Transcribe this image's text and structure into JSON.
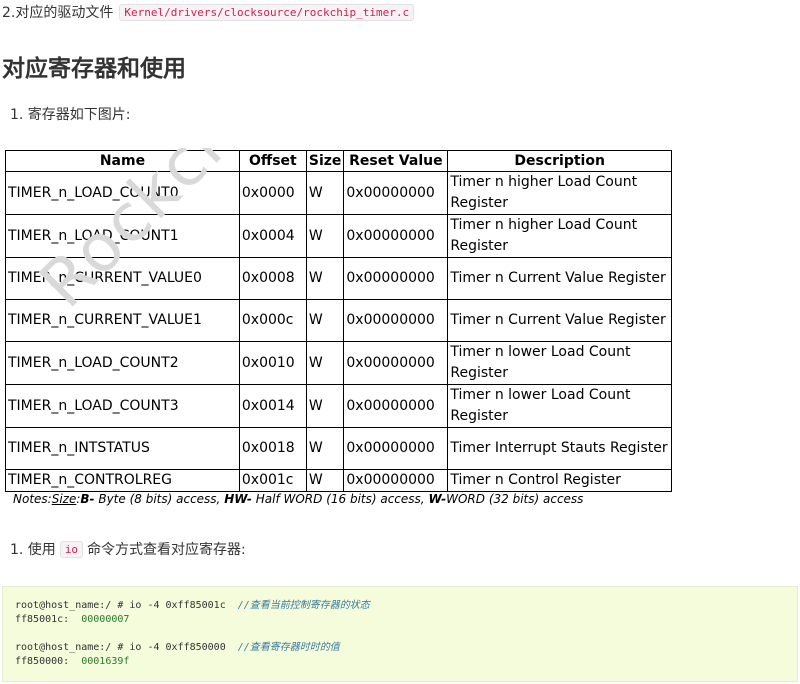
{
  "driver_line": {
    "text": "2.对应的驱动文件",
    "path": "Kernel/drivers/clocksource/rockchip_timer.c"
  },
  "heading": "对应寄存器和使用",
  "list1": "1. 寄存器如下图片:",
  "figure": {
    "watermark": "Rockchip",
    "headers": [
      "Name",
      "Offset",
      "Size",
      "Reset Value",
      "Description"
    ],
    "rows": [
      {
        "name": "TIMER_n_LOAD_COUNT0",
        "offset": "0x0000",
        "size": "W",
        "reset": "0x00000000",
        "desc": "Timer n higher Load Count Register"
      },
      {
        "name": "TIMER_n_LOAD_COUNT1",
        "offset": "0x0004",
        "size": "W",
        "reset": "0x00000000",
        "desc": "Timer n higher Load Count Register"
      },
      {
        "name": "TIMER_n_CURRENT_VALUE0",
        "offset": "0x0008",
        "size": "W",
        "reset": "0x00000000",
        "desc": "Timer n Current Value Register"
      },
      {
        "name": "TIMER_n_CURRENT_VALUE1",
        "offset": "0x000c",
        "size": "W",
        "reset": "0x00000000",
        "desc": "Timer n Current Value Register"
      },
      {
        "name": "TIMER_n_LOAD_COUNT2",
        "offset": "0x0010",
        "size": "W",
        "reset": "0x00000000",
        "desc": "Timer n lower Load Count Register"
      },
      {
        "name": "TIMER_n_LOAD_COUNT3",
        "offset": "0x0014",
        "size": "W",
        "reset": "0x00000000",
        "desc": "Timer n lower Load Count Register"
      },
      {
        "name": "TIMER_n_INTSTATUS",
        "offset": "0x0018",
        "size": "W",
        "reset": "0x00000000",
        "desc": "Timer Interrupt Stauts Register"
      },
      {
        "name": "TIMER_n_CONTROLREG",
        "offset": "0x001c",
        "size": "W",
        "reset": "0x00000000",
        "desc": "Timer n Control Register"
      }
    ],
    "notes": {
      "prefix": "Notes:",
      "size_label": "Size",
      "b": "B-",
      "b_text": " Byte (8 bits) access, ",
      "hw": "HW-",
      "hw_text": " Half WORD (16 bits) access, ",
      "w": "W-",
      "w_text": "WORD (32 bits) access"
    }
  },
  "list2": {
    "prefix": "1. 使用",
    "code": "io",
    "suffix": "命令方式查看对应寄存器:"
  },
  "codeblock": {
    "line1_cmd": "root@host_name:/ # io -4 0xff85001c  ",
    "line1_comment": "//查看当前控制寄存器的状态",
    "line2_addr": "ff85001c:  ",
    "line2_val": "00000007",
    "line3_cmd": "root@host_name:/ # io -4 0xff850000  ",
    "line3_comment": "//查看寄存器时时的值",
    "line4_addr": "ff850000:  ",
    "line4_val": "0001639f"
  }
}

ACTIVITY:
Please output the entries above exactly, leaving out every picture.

ANSWER:
Transcribe this image's text and structure into JSON.
{
  "driver_line": {
    "text": "2.对应的驱动文件",
    "path": "Kernel/drivers/clocksource/rockchip_timer.c"
  },
  "heading": "对应寄存器和使用",
  "list1": "1. 寄存器如下图片:",
  "figure": {
    "watermark": "Rockchip",
    "headers": [
      "Name",
      "Offset",
      "Size",
      "Reset Value",
      "Description"
    ],
    "rows": [
      {
        "name": "TIMER_n_LOAD_COUNT0",
        "offset": "0x0000",
        "size": "W",
        "reset": "0x00000000",
        "desc": "Timer n higher Load Count Register"
      },
      {
        "name": "TIMER_n_LOAD_COUNT1",
        "offset": "0x0004",
        "size": "W",
        "reset": "0x00000000",
        "desc": "Timer n higher Load Count Register"
      },
      {
        "name": "TIMER_n_CURRENT_VALUE0",
        "offset": "0x0008",
        "size": "W",
        "reset": "0x00000000",
        "desc": "Timer n Current Value Register"
      },
      {
        "name": "TIMER_n_CURRENT_VALUE1",
        "offset": "0x000c",
        "size": "W",
        "reset": "0x00000000",
        "desc": "Timer n Current Value Register"
      },
      {
        "name": "TIMER_n_LOAD_COUNT2",
        "offset": "0x0010",
        "size": "W",
        "reset": "0x00000000",
        "desc": "Timer n lower Load Count Register"
      },
      {
        "name": "TIMER_n_LOAD_COUNT3",
        "offset": "0x0014",
        "size": "W",
        "reset": "0x00000000",
        "desc": "Timer n lower Load Count Register"
      },
      {
        "name": "TIMER_n_INTSTATUS",
        "offset": "0x0018",
        "size": "W",
        "reset": "0x00000000",
        "desc": "Timer Interrupt Stauts Register"
      },
      {
        "name": "TIMER_n_CONTROLREG",
        "offset": "0x001c",
        "size": "W",
        "reset": "0x00000000",
        "desc": "Timer n Control Register"
      }
    ],
    "notes": {
      "prefix": "Notes:",
      "size_label": "Size",
      "b": "B-",
      "b_text": " Byte (8 bits) access, ",
      "hw": "HW-",
      "hw_text": " Half WORD (16 bits) access, ",
      "w": "W-",
      "w_text": "WORD (32 bits) access"
    }
  },
  "list2": {
    "prefix": "1. 使用",
    "code": "io",
    "suffix": "命令方式查看对应寄存器:"
  },
  "codeblock": {
    "line1_cmd": "root@host_name:/ # io -4 0xff85001c  ",
    "line1_comment": "//查看当前控制寄存器的状态",
    "line2_addr": "ff85001c:  ",
    "line2_val": "00000007",
    "line3_cmd": "root@host_name:/ # io -4 0xff850000  ",
    "line3_comment": "//查看寄存器时时的值",
    "line4_addr": "ff850000:  ",
    "line4_val": "0001639f"
  }
}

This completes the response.